Actually, while reading this book I could not help but think of the recent Tyler Perry interview series with Oprah. In these interviews, Mr. Perry talked about the horrible physical and sexual abuse that he experienced as a young boy. This book is about this very subject. And, from Mr. Perry's descriptions to the way that the main character describes his guilt, anger and conflicting emotions in this book, this story rings true.

In this story, Diego is a sixteen year-old boy with anger to spare. He is constantly getting in fights and cannot control his anger, especially if someone dares to call him a gay or a "fag." He is so touchy that even his best friends are afraid of his unpredictable rages. When a fight lands him jail, Diego knows that he has to change. He meets a man named Mr. Vidas, a parole officer, and wants to spend more time with him. There's something calming about Mr. Vidas and Diego knows he needs to feel calm if he's ever going to work through his anger.

The relationship between Diego and Mr. Vidas takes a while to develop, but Diego quickly finds that he can tell Mr. Vidas anything--even the truth about what happened with his former stepfather and why Deigo feels the need to cut himself. As he shares more and more about his traumatic childhood and his suicidal thoughts, Diego starts to release his anger and feels like he's more in control of his emotions. Diego's recovery and healing are not completely finished by the time the book is over, but I had the impression that he was a changed person.

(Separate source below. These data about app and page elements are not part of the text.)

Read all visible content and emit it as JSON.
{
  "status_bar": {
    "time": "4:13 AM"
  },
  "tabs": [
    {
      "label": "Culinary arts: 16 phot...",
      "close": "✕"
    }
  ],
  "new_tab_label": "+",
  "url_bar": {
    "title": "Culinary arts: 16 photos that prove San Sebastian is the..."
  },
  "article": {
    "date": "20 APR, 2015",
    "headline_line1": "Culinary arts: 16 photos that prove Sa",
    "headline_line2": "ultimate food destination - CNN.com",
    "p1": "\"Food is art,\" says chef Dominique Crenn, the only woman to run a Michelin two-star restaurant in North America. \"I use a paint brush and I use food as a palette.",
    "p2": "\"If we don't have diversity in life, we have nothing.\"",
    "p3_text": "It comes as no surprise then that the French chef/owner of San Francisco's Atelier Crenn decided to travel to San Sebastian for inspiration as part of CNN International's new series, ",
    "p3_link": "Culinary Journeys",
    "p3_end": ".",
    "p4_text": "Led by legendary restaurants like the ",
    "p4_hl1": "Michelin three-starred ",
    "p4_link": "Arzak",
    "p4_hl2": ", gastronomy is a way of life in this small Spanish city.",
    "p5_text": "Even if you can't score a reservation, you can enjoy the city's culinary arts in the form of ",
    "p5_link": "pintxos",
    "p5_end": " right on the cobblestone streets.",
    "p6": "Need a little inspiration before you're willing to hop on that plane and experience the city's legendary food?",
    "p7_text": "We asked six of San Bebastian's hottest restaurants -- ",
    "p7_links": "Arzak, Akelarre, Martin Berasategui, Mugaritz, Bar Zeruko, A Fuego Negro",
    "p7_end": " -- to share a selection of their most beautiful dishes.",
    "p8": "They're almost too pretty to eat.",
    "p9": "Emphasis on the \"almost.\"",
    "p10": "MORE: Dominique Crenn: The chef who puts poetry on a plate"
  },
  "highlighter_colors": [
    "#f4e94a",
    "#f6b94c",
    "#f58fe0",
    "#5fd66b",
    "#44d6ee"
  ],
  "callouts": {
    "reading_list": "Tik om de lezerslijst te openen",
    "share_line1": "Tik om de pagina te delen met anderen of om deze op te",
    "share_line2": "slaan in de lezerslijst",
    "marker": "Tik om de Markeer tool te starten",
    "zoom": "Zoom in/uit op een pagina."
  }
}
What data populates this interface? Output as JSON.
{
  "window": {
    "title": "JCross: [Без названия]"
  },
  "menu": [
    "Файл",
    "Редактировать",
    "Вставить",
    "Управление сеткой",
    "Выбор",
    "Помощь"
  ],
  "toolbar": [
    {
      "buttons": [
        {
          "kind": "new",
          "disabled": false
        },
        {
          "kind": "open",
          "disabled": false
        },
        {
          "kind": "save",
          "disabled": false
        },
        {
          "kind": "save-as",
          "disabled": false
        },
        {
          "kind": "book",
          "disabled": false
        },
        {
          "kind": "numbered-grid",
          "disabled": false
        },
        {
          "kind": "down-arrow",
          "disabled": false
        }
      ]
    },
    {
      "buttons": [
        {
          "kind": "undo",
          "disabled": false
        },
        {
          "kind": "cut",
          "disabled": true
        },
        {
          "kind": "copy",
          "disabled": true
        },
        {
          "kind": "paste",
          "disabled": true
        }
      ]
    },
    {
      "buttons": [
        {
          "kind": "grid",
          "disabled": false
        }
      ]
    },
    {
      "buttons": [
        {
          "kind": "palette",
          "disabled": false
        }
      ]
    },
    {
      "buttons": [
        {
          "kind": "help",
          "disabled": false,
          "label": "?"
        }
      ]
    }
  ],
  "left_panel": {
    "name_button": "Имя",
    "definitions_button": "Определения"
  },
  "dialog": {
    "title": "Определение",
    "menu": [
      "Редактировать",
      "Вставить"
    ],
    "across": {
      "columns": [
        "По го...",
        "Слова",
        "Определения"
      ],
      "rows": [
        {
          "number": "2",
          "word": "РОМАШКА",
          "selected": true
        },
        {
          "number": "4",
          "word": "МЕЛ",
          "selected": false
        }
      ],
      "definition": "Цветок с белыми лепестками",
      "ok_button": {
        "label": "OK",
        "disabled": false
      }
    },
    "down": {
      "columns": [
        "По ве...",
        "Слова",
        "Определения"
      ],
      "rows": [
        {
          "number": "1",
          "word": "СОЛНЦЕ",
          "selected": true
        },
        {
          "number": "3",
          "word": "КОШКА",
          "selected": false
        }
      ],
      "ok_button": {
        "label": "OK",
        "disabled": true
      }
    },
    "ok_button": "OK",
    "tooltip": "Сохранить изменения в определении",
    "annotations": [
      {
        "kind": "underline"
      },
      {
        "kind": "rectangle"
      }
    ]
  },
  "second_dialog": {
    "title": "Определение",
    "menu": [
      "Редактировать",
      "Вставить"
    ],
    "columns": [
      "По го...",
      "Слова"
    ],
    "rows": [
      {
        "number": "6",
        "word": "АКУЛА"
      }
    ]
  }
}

It's always difficult to talk with students about rape and sexual assault. I teach Laurie Halse Anderson's Speak and have guest speakers from our local non-profit organization come in and talk about the realities of these issues. But, there's a part of me that has always wished for a book that was aimed toward teen boys on this subject. It's almost like a taboo to talk about that fact that boys are sexually abused and assaulted. It's much more acceptable to talk about it happening to women and girls. I don't exactly know why this is, but I want to provide materials on this subject to the students in my classroom. Just in case. You never know when or how a book is going to change someone's life for the better.